INFORMATION SUPPLIED:
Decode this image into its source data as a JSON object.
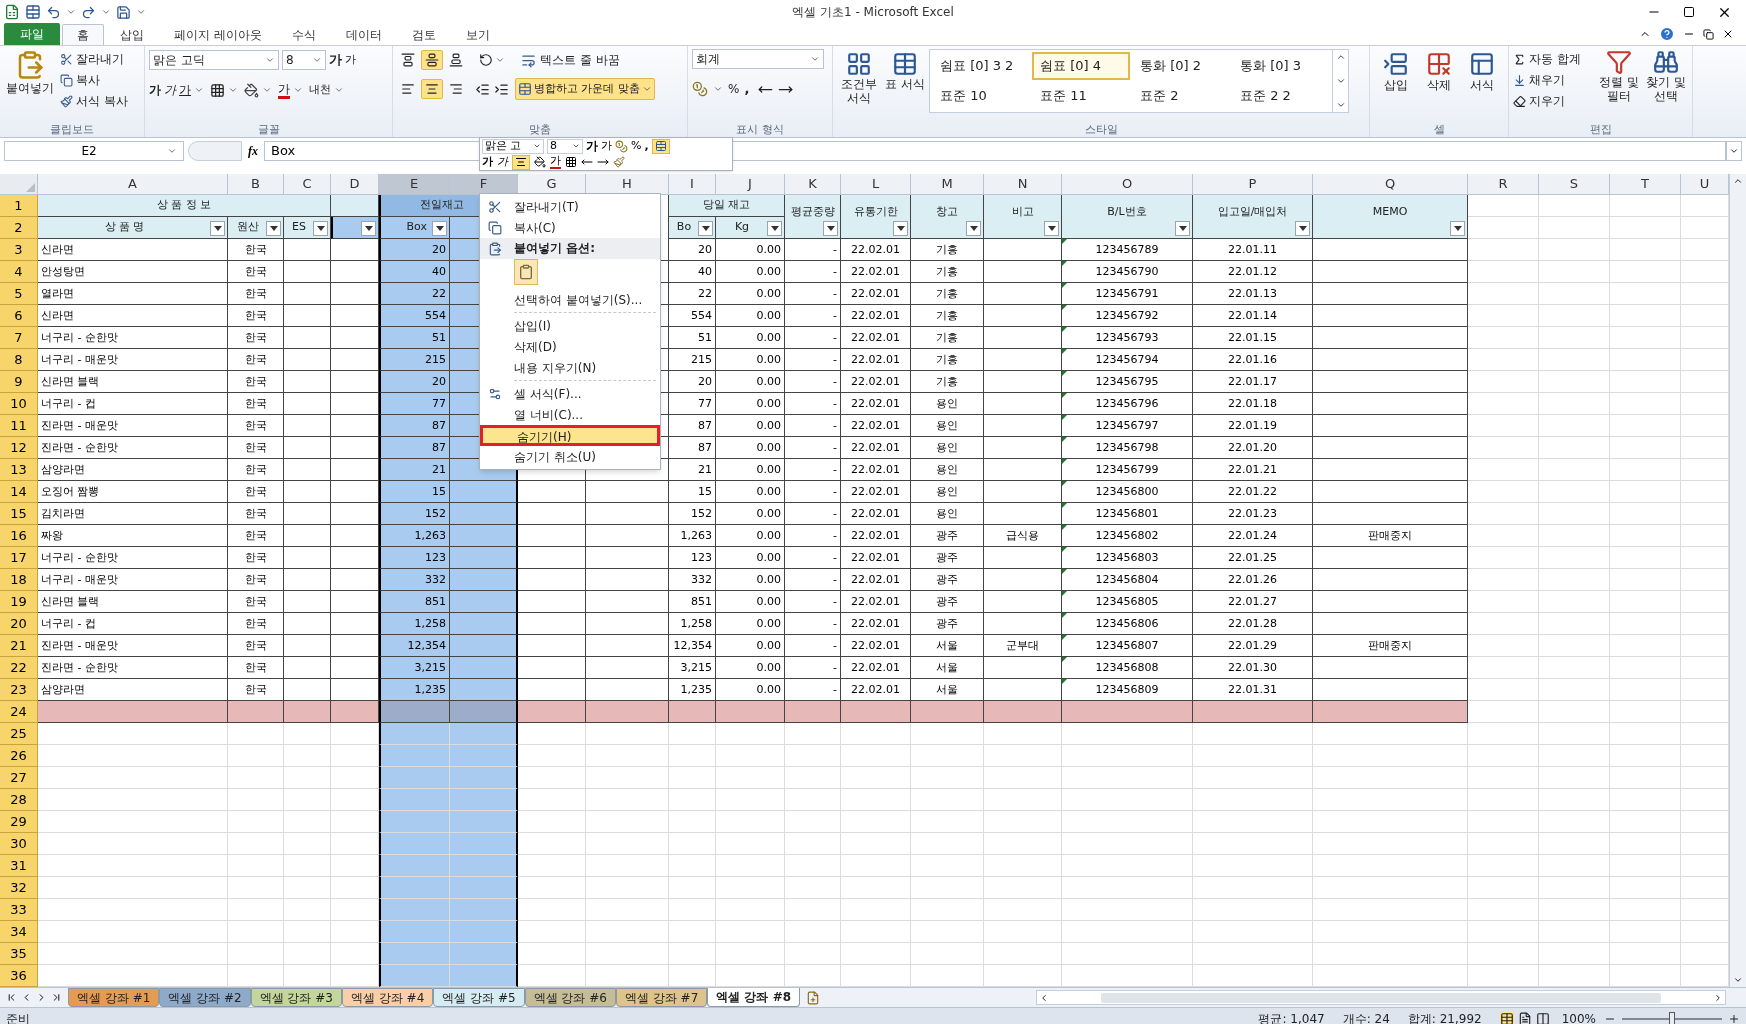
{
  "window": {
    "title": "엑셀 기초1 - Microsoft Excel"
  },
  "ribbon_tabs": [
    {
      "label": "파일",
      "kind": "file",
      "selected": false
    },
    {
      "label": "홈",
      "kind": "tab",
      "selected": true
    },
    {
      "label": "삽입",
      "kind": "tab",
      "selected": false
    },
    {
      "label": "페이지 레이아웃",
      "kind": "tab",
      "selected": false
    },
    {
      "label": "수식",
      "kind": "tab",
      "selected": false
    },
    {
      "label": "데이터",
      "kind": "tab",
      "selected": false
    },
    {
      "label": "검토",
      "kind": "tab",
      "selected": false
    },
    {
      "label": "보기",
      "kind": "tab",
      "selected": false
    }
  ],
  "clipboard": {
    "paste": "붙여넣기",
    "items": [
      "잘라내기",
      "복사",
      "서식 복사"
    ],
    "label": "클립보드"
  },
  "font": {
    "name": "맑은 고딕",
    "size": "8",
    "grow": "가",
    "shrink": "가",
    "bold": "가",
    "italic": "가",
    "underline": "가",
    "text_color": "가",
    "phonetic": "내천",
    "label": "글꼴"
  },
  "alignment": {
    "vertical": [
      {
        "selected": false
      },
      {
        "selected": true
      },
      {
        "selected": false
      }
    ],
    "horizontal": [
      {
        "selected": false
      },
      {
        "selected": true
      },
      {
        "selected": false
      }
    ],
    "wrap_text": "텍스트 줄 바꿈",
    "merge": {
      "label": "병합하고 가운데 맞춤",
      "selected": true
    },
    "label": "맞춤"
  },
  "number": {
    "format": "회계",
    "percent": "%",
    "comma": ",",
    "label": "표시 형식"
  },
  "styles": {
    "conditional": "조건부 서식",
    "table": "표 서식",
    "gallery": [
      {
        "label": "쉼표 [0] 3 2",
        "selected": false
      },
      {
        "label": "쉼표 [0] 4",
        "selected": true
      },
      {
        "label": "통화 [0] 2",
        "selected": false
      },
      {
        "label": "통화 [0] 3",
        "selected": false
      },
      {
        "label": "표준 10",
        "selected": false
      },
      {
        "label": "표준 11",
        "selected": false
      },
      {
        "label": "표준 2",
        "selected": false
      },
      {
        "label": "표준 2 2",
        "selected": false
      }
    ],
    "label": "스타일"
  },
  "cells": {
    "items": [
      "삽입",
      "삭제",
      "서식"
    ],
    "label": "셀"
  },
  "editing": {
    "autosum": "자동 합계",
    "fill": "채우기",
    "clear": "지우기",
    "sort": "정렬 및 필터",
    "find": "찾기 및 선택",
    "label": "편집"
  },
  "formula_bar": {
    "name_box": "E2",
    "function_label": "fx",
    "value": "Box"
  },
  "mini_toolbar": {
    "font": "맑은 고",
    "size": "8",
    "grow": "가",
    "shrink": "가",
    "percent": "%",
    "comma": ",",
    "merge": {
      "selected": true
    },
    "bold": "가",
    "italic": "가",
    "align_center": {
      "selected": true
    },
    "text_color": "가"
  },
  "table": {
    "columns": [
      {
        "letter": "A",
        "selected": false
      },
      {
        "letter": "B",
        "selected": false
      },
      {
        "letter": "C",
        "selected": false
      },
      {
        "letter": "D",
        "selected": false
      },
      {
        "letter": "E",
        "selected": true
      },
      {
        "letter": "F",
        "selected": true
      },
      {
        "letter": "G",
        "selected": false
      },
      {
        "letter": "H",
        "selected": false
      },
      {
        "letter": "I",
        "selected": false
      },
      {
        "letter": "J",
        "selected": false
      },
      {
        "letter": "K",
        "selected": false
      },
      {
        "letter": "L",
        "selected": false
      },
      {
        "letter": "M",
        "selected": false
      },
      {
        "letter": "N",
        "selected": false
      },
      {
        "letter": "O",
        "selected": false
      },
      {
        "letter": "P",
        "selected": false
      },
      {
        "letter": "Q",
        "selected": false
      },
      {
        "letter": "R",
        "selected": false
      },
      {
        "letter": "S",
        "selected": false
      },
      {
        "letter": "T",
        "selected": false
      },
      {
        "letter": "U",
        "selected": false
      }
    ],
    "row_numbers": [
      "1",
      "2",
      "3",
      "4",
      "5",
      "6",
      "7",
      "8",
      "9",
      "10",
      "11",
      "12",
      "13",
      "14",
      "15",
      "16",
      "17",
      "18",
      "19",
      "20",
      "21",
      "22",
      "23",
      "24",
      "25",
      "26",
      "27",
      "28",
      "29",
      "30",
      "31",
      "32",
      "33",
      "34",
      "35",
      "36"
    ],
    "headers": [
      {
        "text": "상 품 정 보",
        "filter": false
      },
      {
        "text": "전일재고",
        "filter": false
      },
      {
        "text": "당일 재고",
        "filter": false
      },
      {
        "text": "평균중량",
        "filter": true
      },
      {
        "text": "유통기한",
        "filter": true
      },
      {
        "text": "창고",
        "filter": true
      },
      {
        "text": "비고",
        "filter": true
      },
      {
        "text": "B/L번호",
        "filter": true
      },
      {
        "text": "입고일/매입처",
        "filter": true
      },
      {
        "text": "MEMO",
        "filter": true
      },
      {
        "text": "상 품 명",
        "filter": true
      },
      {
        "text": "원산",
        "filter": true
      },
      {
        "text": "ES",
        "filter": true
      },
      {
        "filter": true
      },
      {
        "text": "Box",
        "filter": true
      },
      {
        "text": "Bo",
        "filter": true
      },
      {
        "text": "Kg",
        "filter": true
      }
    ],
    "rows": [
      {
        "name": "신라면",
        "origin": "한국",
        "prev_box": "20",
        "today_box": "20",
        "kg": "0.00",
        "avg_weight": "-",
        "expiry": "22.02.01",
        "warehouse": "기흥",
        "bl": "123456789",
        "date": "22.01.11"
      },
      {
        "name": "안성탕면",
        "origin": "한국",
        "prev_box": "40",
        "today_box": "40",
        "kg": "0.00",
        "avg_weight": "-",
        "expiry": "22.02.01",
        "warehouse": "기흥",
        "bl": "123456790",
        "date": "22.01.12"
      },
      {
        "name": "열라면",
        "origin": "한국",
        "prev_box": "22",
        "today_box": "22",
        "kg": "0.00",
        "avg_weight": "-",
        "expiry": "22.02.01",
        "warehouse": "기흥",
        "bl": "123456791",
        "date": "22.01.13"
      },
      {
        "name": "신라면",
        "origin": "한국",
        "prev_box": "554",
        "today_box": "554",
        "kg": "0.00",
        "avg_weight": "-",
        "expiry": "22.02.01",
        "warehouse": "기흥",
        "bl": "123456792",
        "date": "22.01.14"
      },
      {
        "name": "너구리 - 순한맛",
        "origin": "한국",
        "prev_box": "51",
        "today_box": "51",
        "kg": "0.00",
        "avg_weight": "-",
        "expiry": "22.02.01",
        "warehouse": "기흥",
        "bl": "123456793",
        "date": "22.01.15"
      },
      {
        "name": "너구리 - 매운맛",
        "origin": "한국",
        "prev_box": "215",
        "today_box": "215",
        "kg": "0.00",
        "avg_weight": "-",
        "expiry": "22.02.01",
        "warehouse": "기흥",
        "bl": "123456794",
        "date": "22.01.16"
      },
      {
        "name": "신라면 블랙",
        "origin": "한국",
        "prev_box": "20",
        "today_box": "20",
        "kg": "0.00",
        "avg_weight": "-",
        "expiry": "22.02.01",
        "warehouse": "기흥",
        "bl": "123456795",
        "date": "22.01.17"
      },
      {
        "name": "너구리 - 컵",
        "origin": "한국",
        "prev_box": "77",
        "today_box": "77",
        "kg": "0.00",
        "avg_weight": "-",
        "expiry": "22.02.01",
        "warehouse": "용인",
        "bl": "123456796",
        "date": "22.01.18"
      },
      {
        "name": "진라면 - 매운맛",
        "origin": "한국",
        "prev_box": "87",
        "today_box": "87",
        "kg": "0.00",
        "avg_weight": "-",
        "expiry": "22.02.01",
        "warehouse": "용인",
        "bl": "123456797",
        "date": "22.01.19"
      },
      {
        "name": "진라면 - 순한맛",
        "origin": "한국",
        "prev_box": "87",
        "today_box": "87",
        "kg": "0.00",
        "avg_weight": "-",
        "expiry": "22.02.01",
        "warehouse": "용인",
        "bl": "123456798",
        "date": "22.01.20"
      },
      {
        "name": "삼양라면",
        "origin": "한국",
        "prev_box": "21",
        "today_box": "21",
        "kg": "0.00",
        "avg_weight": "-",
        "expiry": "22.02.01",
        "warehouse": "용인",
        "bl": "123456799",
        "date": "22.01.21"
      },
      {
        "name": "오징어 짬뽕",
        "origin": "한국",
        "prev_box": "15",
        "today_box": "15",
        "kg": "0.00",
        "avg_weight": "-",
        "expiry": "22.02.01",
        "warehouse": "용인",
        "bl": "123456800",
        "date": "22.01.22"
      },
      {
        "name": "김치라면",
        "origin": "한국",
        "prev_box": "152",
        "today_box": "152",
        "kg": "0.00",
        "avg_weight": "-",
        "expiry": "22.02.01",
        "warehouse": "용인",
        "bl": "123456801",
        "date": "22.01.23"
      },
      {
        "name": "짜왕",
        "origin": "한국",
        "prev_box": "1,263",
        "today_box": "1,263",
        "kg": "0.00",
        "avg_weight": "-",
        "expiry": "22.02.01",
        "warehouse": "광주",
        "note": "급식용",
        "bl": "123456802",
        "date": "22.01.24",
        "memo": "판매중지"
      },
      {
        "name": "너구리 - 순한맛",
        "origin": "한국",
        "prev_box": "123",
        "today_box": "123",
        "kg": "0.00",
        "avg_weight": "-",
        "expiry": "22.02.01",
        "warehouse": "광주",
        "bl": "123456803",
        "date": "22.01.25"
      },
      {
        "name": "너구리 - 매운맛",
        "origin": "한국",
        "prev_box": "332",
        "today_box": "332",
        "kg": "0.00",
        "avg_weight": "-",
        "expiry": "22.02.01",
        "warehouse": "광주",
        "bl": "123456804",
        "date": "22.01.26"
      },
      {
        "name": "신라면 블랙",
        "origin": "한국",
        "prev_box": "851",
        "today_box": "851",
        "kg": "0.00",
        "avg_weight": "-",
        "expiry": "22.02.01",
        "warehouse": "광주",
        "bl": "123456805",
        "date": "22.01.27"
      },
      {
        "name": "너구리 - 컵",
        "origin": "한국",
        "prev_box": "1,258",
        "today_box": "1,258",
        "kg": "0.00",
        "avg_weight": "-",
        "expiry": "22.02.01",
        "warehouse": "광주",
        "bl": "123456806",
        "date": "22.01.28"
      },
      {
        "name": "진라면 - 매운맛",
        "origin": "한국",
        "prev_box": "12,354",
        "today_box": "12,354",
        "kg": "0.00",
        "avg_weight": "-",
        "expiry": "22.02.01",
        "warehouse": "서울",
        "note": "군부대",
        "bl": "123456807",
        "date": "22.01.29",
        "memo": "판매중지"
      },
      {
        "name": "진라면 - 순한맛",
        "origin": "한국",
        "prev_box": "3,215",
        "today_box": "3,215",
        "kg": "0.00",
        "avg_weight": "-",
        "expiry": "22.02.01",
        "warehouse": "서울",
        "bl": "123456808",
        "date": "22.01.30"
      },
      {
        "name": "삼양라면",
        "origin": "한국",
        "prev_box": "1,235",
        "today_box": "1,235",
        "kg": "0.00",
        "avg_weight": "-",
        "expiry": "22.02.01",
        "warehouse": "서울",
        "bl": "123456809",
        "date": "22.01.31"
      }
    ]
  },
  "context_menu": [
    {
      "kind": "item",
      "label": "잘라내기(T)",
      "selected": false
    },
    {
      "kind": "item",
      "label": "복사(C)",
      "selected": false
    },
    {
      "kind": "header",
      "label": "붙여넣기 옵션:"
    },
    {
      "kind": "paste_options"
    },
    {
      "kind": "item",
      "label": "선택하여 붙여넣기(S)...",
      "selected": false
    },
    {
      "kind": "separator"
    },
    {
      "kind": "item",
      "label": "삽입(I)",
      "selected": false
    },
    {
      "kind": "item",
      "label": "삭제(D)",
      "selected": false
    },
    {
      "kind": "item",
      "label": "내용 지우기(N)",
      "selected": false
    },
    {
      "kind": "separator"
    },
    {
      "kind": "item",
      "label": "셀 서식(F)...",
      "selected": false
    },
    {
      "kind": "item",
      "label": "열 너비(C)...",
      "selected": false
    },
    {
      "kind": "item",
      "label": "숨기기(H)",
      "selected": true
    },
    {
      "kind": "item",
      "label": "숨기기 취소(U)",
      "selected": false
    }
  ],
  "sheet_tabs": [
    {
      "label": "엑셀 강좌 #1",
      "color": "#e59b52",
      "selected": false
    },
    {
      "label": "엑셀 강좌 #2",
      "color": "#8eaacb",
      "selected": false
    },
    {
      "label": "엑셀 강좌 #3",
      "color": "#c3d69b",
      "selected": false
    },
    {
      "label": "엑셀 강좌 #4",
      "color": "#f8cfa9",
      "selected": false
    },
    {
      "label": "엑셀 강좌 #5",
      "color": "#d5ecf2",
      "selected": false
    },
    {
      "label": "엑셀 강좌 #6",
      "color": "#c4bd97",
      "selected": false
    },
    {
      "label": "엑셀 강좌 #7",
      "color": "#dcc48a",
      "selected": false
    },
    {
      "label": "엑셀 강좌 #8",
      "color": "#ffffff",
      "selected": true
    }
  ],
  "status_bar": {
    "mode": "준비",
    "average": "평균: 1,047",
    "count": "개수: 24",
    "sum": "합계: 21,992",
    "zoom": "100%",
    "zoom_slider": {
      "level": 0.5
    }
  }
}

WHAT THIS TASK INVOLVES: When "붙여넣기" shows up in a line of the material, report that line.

RESPONSE AREA:
    "paste": "붙여넣기",
      "label": "붙여넣기 옵션:"
      "label": "선택하여 붙여넣기(S)...",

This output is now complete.